It is not just the soul-wrenchingly picturesque shores, with their small coconut-bark thatch huts, that make this part of the island the most attractive. The hills that stretch back all the way from the coast into Haiti are seething with life. The Dominican Republic has a greater variety of flora than any of its neighbouring Caribbean islands, with more than a 100 different species of hibiscus alone. A walk into these mountains from any one of the villages along the coast and you will be blessed with spectacular views, hidden communities, all manner of fruit trees, refreshing streams to swim in and the occasional load laden donkey.
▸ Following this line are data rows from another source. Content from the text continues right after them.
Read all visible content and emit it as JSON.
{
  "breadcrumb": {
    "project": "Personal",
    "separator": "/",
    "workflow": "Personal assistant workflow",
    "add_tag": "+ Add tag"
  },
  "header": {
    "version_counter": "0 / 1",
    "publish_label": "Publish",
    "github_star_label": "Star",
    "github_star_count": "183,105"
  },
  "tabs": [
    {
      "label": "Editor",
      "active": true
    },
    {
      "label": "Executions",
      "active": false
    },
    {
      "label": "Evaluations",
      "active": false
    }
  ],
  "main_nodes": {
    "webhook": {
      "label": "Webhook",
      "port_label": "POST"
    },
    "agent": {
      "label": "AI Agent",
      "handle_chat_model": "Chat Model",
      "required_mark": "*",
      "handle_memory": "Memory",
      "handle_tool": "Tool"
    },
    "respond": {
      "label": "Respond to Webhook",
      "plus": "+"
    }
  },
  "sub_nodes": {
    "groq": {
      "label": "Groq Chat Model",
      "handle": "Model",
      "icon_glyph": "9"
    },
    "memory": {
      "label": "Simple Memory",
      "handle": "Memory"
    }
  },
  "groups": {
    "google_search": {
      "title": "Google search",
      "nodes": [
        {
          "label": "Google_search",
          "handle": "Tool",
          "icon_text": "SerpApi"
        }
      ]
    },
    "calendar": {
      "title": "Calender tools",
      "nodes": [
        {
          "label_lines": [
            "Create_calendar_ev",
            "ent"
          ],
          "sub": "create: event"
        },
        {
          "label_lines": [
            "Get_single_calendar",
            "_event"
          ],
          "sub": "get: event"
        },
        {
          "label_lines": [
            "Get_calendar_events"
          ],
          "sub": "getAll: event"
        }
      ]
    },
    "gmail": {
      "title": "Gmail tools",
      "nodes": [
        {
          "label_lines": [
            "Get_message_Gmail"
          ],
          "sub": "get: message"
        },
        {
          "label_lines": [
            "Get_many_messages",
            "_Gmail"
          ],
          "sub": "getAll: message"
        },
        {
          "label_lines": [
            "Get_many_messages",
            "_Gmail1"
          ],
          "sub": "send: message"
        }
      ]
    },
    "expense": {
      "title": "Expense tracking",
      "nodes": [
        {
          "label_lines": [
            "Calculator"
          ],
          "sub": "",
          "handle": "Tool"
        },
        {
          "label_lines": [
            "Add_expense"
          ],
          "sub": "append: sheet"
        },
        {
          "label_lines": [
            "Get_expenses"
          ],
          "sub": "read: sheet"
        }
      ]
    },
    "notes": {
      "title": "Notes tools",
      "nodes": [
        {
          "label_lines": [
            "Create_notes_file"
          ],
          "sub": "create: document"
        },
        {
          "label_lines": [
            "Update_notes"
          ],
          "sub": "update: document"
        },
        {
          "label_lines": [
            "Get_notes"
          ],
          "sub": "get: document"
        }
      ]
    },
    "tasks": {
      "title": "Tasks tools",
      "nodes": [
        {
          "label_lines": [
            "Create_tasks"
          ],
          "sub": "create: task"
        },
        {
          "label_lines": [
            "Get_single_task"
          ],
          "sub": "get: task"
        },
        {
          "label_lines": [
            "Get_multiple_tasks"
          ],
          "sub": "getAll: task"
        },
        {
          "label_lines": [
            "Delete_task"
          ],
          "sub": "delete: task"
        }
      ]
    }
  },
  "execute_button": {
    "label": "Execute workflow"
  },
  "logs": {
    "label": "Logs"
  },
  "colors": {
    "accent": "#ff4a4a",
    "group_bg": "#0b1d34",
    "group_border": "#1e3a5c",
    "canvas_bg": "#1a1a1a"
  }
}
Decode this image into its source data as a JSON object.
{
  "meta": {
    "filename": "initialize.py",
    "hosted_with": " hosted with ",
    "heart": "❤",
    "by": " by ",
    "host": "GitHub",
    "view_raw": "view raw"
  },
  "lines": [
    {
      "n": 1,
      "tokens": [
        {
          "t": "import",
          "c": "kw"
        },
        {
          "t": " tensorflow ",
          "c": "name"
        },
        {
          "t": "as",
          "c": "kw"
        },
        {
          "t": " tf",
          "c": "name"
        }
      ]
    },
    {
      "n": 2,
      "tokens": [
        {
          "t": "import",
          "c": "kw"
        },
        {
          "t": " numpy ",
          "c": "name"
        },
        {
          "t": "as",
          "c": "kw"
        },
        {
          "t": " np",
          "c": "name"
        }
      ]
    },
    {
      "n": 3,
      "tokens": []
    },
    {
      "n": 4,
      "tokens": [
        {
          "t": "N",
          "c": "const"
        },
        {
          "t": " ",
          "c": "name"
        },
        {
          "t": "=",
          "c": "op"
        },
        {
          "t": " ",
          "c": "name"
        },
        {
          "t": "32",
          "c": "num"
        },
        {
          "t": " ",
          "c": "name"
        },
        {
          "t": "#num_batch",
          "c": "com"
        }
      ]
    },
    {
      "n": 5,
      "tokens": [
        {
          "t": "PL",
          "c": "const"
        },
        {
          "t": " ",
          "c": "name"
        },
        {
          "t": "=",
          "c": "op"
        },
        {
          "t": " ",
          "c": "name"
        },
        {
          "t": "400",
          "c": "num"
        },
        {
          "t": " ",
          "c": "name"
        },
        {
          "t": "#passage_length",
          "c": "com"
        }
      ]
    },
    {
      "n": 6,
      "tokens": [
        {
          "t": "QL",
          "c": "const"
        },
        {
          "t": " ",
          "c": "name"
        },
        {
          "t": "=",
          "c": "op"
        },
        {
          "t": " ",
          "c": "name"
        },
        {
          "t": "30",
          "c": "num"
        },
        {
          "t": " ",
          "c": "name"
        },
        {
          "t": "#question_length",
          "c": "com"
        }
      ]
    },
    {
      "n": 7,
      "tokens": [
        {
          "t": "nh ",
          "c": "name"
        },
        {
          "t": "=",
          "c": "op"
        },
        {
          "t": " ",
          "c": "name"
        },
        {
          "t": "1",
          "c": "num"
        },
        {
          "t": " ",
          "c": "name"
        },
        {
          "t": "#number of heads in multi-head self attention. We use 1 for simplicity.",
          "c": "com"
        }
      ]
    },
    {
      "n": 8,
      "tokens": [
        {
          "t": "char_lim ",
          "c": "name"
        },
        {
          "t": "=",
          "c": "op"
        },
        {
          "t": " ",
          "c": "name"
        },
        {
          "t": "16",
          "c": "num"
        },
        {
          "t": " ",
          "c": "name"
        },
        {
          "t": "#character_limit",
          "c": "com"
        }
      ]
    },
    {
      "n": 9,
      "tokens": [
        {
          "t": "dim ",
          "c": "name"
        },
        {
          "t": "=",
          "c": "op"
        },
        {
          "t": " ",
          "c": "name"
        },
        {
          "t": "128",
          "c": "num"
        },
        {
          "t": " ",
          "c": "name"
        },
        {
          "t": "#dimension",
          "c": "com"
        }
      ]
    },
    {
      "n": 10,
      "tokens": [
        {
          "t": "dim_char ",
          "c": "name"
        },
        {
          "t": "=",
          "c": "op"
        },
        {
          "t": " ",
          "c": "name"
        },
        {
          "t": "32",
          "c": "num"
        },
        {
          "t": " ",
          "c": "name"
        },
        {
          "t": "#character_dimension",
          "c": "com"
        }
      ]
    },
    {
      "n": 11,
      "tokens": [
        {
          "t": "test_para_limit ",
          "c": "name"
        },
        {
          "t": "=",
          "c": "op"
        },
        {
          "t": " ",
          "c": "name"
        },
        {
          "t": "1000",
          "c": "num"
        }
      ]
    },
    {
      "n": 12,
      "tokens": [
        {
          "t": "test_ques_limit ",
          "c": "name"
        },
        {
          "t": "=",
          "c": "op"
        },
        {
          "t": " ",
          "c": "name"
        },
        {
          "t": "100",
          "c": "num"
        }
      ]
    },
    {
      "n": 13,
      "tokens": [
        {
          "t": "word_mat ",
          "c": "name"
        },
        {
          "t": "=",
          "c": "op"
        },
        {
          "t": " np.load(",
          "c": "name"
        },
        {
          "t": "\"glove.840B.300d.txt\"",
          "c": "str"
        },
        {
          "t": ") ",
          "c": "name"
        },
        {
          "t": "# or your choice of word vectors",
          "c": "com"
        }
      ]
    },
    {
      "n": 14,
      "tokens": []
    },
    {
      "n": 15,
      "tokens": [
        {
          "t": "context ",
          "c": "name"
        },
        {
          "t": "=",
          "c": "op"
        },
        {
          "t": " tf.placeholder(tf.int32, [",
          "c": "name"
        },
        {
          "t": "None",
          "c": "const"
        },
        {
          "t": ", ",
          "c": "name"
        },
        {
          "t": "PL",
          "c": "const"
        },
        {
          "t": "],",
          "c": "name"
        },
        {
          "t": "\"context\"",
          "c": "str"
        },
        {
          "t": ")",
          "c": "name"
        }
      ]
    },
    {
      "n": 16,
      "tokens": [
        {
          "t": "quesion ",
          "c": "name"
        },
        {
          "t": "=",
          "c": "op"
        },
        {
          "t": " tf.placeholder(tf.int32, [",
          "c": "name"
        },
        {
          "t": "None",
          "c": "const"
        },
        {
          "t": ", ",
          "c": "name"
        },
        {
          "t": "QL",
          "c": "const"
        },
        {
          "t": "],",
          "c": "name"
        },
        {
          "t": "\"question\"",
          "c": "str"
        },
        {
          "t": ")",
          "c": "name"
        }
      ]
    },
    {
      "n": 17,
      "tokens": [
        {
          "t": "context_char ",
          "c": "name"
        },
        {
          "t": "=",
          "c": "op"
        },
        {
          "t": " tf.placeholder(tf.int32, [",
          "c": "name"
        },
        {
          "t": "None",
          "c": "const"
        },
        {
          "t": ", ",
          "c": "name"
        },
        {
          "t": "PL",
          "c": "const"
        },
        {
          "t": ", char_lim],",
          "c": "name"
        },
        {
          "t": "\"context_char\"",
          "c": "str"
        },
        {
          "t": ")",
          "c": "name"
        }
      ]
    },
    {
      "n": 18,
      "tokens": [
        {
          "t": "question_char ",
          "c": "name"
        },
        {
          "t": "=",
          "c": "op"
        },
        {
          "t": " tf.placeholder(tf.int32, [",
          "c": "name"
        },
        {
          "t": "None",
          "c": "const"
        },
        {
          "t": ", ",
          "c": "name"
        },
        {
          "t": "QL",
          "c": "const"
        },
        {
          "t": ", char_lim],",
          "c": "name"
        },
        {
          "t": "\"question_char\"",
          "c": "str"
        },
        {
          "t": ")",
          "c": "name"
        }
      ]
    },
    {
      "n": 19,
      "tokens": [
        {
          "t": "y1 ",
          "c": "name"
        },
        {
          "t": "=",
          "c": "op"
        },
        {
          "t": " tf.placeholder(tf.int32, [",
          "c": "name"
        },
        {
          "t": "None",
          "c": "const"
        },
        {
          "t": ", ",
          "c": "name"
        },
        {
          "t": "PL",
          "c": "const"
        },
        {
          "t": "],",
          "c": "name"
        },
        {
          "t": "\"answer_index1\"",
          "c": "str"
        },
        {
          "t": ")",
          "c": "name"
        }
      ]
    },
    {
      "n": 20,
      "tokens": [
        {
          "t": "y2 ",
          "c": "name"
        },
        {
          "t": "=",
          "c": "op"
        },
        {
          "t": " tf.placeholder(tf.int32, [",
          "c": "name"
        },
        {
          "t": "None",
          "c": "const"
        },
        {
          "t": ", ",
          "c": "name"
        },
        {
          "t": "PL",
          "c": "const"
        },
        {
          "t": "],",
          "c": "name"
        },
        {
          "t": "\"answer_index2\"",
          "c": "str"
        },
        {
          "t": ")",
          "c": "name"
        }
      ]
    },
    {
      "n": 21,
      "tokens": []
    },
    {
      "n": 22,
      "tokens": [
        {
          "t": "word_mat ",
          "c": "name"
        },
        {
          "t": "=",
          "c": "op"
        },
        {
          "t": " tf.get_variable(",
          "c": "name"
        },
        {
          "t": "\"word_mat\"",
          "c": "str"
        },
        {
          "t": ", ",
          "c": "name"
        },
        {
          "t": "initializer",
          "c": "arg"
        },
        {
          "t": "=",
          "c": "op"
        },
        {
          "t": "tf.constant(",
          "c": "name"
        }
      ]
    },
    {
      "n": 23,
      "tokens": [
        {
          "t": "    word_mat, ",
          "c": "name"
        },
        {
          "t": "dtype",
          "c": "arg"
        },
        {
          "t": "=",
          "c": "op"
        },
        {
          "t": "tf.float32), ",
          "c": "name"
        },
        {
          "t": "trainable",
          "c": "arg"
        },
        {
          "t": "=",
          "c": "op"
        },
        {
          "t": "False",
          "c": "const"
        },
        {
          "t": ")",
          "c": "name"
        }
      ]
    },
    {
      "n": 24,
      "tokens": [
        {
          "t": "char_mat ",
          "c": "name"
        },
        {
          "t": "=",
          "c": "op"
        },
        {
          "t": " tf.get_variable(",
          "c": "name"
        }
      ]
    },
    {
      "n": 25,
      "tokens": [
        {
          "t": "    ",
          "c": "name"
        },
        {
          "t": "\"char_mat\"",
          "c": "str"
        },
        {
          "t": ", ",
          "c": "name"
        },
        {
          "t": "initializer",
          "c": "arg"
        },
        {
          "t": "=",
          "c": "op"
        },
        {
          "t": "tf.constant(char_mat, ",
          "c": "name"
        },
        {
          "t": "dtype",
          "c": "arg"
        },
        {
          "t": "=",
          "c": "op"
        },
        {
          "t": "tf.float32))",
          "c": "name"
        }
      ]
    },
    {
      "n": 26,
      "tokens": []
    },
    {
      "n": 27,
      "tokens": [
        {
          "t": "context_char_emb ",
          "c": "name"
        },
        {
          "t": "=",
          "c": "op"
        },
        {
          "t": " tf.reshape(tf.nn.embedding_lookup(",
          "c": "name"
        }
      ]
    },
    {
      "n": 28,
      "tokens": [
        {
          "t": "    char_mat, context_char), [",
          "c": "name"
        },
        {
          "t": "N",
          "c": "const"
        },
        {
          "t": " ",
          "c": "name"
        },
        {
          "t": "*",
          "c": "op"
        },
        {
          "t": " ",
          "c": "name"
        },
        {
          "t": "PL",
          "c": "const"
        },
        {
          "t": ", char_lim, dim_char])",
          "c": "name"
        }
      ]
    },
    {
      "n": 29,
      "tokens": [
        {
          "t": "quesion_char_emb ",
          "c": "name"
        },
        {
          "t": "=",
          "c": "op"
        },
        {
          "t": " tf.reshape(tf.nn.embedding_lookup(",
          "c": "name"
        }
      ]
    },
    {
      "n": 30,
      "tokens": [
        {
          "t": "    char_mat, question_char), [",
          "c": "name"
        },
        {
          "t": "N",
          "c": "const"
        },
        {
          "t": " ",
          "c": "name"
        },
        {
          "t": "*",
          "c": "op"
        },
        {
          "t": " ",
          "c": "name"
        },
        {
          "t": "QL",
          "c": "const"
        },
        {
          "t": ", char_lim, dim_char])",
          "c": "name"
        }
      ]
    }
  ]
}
True coffee lovers should take a trip up to Polo nestled in the peaks far behind San Rafael, although to reach it one must take the road to Cabral on the Santo Domingo-Barahona road. Here, reputedly, some of the world’s best coffee is grown in the milder climate of this small rural community where there are more donkeys than cars.
On the way up stop off at Polo Magnetico, a small stretch of road where round objects, wheels of your car included, seem to role up the hill. This optical illusion confounds both the eye and the stomach.
In this part of the country the people are the friendliest on the island. Even if someone glares at you, grace them with a beaming smile and the stare will crack into a broad welcoming grin. Speak in Spanish and it’s a fair bet you will be invited home for dinner to meet the family.
Morals permitting, a description would also be apt of Lake Enriquillo with its flamingos, crocodiles and dachshund-sized iguanas, the colourful and dubiously aromatic Haitian markets, and the pounding discos… but then if all were to be detailed here, then this hidden gem would no longer remain the Caribbean paradise that it is.
Finally, my tip for home-cooked Dominican food: catch a 10-minute motorbike taxi (motoconcho) from Barahona to the village of La Hoya. At the entrance to the village there is a small light-green coconut-bark house on the banks of an ox-bow lake where the proprietor, Daisy, serves up the best true Dominican food to be found in the whole region. The setting of this comedor truly compliments the food of this little family establishment.
Planning a trip? Check out Viator’s list of Dominican Republic things to do & sightseeing, from Dominican Republic airport trannsfers and sightseeing cruises. Or maybe you fancy tours in Puerto Plata or things to do in Punta Cana. OK ok, what you’re really interested in is a good ol’ Dominican Republic tour. We’ve got that too. here are more trip planning tips for the Dominican Republic and Dominican Republic travel reviews over on Viator.com. If you need a place to stay, check out Dominican Republic Hotels on Planetware.com.